Data records:
================

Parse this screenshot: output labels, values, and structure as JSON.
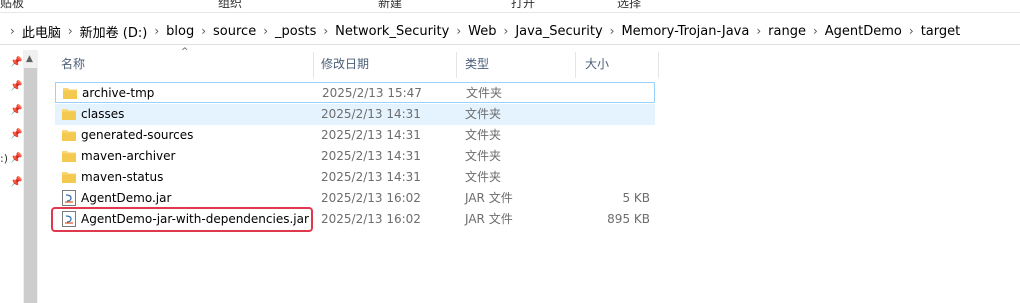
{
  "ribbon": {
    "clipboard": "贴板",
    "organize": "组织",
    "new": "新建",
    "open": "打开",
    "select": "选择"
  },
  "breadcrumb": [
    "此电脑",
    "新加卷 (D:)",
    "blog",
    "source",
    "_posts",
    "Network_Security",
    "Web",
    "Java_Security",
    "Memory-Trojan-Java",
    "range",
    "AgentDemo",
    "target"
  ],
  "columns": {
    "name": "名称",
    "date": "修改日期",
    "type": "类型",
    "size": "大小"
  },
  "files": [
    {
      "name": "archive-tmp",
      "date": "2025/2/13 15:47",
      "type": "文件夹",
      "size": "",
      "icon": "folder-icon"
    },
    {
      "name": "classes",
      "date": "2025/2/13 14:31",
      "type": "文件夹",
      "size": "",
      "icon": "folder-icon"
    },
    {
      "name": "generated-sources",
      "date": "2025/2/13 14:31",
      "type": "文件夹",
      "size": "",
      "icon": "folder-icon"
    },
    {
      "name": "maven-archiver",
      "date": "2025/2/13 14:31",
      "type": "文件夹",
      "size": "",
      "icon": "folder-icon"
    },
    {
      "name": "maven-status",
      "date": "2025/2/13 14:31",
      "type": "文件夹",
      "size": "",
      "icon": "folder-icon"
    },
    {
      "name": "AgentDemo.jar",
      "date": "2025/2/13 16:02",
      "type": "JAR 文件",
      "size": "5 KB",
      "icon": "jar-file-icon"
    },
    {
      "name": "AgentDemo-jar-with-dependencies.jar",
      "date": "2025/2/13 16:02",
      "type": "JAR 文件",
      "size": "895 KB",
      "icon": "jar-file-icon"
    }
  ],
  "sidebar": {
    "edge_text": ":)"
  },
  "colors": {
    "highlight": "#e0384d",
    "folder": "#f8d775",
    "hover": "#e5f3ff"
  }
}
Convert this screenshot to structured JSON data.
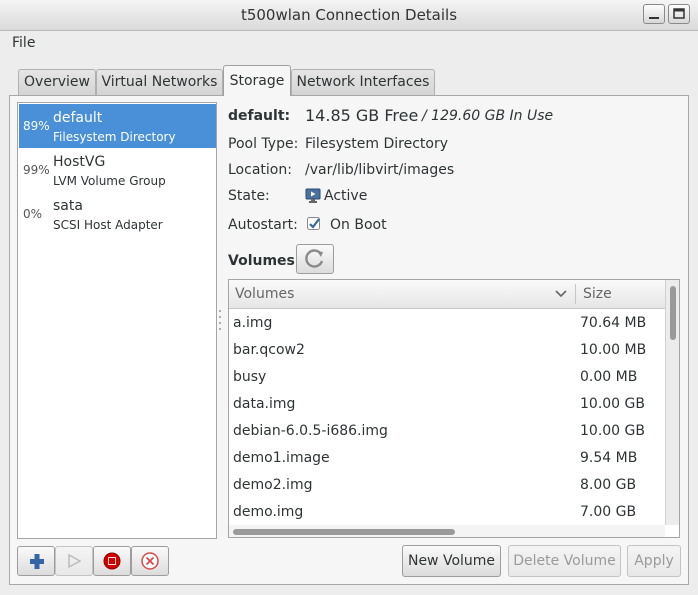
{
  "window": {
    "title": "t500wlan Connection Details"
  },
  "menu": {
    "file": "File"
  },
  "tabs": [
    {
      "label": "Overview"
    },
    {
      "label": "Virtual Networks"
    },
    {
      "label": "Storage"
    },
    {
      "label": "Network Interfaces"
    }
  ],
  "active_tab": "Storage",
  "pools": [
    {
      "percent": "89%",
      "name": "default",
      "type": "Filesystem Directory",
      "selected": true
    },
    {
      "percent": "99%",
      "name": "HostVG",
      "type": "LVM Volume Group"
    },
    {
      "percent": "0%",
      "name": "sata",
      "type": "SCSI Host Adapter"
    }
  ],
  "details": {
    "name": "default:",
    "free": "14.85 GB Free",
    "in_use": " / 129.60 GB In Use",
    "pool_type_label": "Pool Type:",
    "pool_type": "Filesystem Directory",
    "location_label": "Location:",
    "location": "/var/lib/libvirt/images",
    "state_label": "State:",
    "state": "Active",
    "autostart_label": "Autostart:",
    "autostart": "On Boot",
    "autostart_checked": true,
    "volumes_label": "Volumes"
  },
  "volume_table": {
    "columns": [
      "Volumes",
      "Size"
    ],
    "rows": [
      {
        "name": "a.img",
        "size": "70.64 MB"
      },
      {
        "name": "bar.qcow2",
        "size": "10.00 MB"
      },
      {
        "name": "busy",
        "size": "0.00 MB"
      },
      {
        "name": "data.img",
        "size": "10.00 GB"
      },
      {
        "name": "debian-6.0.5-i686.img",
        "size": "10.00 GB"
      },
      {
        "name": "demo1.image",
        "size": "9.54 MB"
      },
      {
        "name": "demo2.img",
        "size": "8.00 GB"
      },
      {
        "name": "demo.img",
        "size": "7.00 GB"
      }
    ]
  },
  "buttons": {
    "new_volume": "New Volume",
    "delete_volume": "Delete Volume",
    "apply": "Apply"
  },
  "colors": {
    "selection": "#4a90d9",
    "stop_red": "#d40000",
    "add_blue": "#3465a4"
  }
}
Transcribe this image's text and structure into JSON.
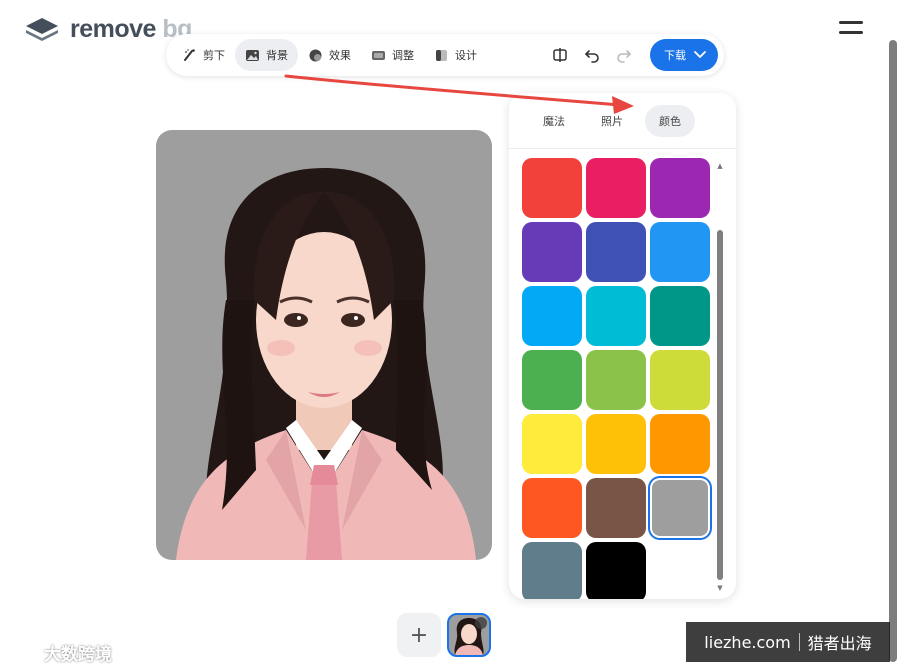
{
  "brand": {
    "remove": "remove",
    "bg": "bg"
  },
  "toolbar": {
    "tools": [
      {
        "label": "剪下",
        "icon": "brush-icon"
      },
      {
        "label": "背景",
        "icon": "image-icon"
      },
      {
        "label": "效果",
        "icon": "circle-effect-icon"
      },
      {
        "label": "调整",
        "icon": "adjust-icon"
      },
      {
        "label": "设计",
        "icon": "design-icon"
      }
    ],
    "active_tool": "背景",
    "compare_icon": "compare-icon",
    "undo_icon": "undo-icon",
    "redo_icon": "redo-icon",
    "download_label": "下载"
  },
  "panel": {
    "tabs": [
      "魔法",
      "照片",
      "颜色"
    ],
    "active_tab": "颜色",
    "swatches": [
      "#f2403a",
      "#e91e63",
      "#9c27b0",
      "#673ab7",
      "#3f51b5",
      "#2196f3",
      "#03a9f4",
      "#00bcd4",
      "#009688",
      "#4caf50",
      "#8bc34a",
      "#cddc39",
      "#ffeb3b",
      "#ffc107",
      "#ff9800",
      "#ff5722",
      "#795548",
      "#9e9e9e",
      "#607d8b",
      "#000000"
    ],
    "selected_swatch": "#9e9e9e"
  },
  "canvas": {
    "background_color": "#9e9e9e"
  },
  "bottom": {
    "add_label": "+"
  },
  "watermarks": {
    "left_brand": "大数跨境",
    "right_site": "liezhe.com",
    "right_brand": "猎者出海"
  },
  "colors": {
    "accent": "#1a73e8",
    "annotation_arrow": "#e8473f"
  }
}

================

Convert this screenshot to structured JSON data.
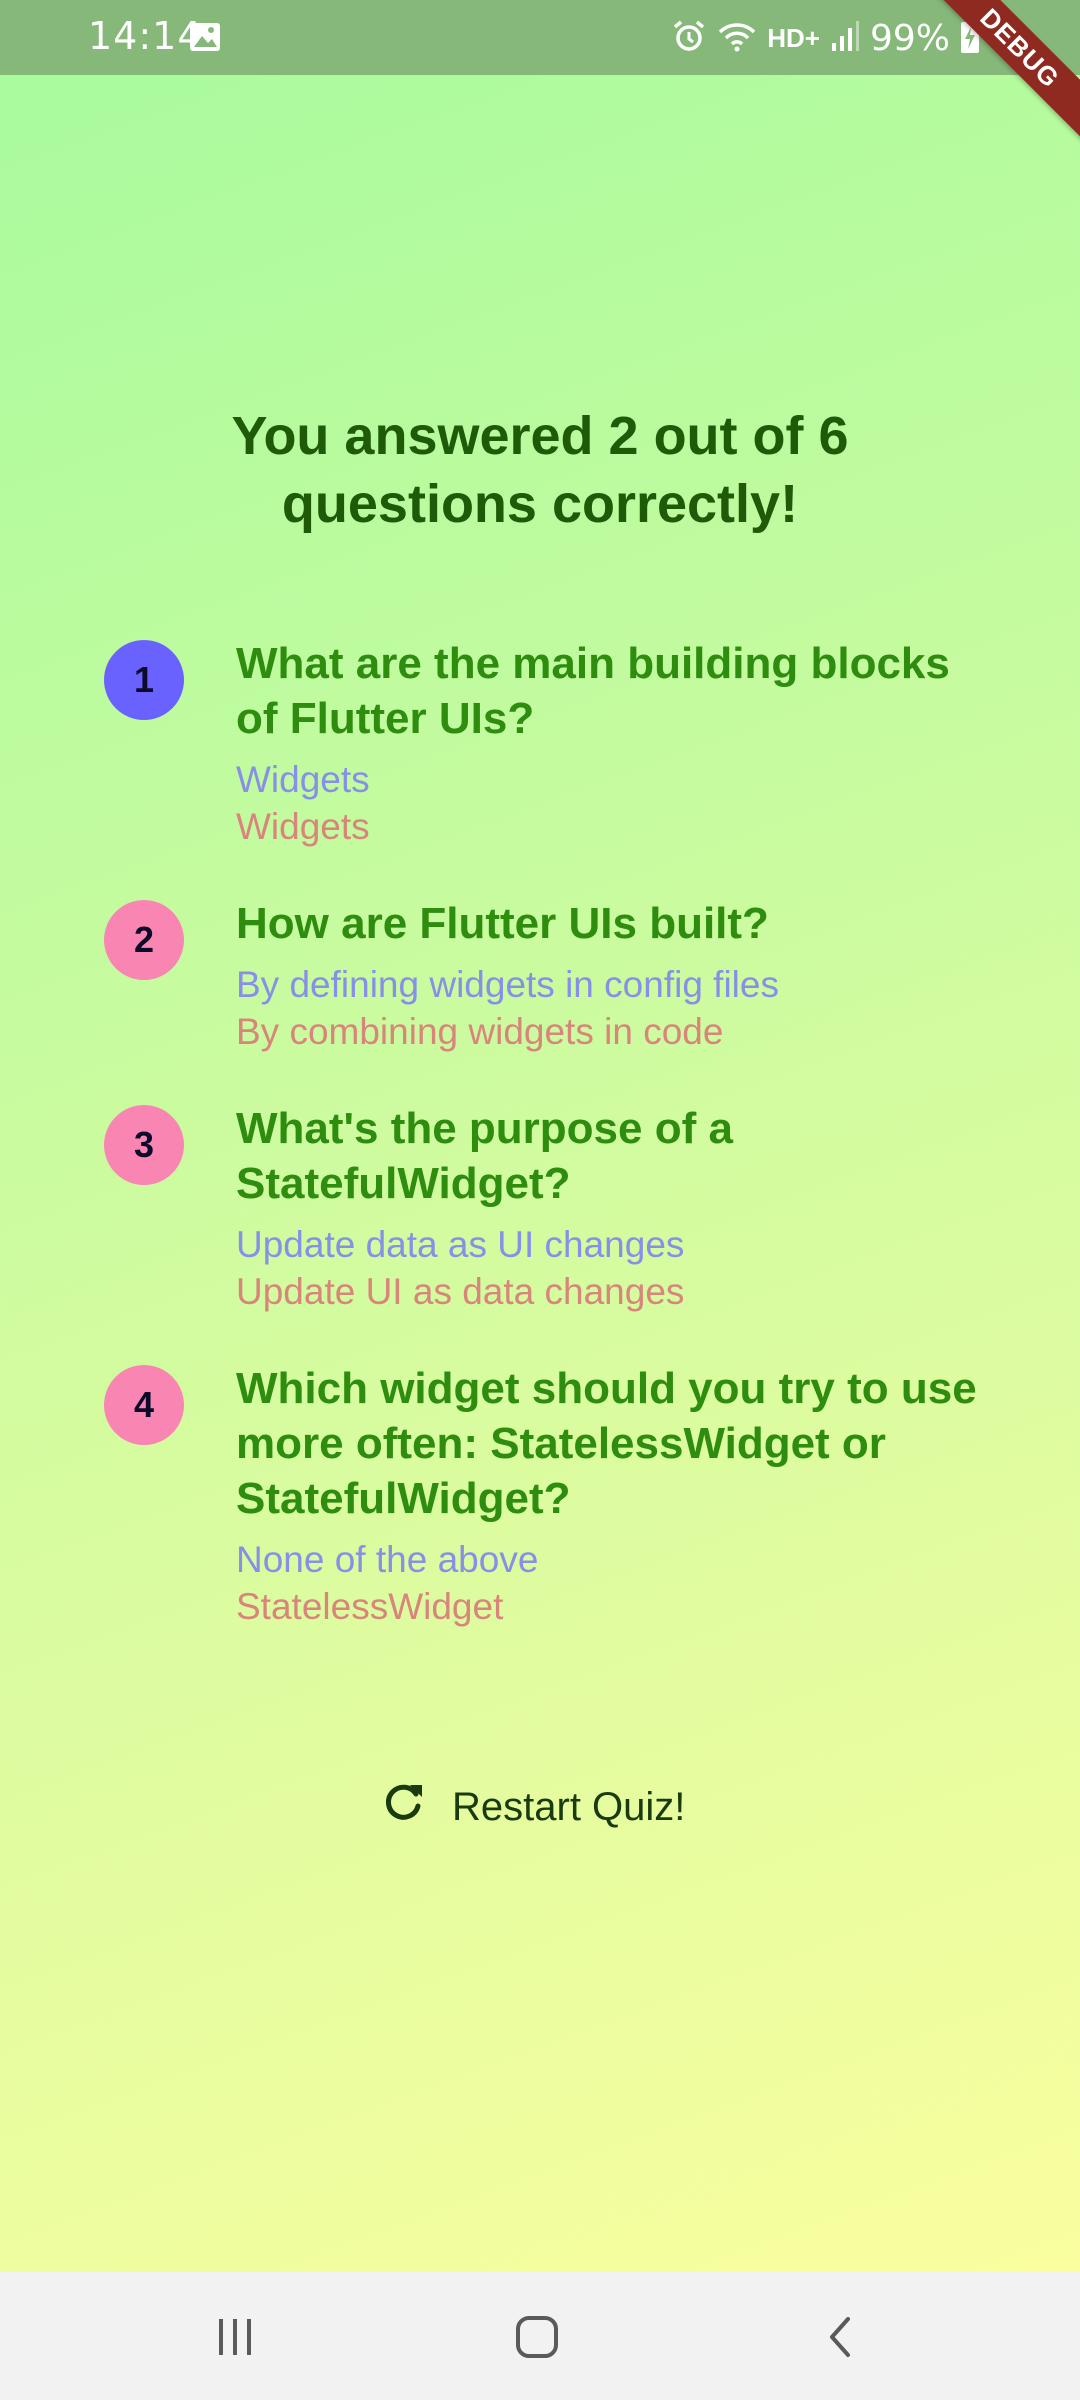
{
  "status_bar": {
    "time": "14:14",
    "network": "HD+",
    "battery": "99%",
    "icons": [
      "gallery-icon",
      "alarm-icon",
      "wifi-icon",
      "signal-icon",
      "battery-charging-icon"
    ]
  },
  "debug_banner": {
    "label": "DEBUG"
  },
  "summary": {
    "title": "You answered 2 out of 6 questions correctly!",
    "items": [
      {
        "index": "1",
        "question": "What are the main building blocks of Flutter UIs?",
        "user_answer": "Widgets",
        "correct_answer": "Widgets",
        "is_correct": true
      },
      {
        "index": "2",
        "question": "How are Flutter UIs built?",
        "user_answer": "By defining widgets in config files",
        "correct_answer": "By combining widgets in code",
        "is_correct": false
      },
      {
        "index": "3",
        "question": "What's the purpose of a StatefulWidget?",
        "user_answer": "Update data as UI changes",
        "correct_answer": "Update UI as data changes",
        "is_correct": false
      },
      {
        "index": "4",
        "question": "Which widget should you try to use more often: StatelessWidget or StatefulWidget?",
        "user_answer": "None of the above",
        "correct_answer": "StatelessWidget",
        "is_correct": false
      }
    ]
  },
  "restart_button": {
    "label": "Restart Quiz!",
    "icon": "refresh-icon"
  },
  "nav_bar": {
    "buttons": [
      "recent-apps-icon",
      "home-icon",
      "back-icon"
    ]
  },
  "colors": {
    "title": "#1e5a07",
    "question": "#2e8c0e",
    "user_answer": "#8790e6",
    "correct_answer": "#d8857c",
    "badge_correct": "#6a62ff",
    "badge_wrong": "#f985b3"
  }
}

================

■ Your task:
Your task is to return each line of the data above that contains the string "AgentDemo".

■ Exercise response:
    "AgentDemo",
      "name": "AgentDemo.jar",
      "name": "AgentDemo-jar-with-dependencies.jar",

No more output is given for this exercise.